### WHAT TO PRODUCE
Pick out all lines in the listing holding the string "Similarity" and copy them.

### SOURCE DATA

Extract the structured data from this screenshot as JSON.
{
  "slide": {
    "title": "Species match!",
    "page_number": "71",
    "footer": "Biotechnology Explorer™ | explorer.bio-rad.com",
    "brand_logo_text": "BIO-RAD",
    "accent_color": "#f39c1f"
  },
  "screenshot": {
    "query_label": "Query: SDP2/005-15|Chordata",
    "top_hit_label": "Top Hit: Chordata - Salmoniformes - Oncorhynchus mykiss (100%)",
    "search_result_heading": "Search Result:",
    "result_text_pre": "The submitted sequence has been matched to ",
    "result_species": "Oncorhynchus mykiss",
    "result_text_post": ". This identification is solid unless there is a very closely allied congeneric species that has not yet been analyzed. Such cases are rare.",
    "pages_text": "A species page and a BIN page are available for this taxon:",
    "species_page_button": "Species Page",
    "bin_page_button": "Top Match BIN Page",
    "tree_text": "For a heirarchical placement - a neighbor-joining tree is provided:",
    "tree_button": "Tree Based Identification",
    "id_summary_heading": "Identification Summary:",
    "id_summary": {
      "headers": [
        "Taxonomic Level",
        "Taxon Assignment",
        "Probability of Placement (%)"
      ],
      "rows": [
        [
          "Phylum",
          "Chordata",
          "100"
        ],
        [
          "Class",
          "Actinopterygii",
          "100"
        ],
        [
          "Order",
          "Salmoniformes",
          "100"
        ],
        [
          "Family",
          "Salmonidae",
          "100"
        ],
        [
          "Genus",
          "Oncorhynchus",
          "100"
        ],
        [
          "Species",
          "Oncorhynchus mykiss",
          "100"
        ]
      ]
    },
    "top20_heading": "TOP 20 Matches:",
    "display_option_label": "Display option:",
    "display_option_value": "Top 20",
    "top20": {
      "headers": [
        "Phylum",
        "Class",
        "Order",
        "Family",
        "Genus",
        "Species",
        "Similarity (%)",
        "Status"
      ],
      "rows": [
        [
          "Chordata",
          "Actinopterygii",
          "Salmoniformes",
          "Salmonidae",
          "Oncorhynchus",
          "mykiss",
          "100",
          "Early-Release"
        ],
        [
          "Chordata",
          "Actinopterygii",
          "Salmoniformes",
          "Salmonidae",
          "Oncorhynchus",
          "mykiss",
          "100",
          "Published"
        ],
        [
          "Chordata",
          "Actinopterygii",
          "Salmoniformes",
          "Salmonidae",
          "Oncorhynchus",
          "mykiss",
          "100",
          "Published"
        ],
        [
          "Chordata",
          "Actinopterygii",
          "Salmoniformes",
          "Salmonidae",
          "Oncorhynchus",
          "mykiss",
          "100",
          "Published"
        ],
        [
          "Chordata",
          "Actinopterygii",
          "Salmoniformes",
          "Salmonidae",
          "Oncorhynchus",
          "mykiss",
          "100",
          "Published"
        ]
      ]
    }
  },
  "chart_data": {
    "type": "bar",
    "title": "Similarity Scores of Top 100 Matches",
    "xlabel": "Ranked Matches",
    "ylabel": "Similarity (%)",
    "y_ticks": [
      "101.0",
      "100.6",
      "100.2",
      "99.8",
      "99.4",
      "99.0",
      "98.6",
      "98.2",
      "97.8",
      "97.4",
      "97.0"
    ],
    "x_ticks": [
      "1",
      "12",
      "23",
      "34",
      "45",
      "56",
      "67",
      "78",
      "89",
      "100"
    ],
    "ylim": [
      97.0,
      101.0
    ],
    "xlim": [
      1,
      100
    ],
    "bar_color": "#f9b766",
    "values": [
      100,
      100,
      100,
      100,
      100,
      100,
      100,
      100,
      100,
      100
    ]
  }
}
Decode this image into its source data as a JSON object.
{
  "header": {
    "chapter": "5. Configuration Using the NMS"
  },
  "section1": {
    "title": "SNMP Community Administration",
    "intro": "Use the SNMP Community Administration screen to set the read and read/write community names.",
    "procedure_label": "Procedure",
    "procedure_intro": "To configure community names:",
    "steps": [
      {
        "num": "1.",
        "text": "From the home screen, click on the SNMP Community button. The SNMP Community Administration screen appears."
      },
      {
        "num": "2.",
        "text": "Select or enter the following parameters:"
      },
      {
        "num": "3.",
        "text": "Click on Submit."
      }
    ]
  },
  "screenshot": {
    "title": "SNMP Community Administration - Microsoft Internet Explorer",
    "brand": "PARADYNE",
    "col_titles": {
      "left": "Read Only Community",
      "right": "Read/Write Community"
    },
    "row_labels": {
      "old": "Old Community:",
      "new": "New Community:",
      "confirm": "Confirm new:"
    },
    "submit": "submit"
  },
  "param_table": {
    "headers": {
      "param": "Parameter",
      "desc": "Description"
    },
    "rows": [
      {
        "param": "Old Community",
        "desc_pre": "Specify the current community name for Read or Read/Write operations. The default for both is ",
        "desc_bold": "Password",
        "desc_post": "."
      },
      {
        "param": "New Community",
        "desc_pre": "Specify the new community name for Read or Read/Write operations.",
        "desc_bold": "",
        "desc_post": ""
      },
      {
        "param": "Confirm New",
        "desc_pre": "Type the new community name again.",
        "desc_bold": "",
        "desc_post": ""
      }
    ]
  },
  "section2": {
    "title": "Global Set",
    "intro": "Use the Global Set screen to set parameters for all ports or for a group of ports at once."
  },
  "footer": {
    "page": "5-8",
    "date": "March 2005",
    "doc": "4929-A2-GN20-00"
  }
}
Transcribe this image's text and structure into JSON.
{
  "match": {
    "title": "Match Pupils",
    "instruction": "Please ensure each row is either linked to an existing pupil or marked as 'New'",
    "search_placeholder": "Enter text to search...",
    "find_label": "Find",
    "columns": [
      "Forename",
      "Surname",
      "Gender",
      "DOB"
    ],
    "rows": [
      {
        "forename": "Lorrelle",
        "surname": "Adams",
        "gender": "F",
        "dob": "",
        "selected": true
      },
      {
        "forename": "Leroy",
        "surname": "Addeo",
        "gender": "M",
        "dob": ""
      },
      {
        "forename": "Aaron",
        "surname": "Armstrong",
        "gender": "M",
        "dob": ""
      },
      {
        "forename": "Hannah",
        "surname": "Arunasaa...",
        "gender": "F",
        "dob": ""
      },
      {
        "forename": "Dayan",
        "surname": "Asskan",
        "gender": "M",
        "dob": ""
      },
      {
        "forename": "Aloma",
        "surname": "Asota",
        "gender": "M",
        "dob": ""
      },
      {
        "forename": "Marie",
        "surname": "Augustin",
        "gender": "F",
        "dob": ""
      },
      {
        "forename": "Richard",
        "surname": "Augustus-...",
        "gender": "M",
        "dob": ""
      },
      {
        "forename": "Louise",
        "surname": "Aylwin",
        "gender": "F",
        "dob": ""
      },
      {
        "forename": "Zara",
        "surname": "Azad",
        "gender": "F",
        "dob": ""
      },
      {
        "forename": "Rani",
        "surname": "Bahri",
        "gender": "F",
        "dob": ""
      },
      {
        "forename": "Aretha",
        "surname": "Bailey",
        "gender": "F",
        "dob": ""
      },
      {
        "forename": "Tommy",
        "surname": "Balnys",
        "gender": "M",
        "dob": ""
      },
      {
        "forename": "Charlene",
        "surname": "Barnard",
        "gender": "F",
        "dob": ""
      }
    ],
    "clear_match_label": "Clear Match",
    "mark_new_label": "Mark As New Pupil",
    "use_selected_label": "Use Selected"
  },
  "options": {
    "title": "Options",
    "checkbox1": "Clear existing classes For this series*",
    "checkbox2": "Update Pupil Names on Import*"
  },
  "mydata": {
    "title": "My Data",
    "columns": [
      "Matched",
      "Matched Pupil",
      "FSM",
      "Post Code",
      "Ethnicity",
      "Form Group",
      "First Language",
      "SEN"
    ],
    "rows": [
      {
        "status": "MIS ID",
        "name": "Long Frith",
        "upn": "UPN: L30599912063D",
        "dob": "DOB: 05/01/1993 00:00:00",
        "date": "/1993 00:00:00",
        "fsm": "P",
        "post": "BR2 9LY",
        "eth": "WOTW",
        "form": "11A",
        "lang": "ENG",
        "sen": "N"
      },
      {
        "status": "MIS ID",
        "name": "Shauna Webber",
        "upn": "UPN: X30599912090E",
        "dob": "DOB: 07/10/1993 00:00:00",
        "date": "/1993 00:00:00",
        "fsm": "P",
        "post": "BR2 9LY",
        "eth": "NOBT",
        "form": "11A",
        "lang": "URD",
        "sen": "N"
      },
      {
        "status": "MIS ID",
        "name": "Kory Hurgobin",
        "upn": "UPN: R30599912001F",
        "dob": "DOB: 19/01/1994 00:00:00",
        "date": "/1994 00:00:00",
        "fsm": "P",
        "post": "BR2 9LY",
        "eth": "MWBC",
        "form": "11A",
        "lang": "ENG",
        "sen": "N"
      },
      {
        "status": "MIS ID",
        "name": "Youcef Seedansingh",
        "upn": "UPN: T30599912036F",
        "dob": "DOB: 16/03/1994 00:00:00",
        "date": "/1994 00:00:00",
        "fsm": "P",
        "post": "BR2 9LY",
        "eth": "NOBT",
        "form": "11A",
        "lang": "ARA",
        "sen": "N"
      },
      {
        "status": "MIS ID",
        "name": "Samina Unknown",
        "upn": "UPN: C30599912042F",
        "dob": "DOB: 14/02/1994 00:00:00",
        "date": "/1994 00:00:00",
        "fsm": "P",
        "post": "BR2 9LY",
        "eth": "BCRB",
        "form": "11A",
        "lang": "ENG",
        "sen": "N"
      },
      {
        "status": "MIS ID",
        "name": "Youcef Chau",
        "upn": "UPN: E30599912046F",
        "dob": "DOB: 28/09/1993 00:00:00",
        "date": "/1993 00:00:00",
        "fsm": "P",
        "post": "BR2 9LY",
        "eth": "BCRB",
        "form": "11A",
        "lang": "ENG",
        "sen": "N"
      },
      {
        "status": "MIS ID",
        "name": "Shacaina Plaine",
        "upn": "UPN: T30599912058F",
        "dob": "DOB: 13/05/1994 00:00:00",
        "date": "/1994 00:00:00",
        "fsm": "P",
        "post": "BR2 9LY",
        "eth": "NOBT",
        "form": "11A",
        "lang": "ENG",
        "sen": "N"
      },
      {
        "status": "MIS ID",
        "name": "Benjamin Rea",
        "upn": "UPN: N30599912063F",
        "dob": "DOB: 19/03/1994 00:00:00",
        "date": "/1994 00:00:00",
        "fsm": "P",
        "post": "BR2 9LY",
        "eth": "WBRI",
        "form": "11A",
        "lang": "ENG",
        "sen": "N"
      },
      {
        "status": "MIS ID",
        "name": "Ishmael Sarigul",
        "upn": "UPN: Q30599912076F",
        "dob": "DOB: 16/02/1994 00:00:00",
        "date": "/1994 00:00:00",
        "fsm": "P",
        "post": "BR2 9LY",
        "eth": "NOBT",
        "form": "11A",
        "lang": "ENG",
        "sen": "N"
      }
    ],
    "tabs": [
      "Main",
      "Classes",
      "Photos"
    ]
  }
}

### RESPONSE TO THIS TASK
        "Similarity (%)",
    "title": "Similarity Scores of Top 100 Matches",
    "ylabel": "Similarity (%)",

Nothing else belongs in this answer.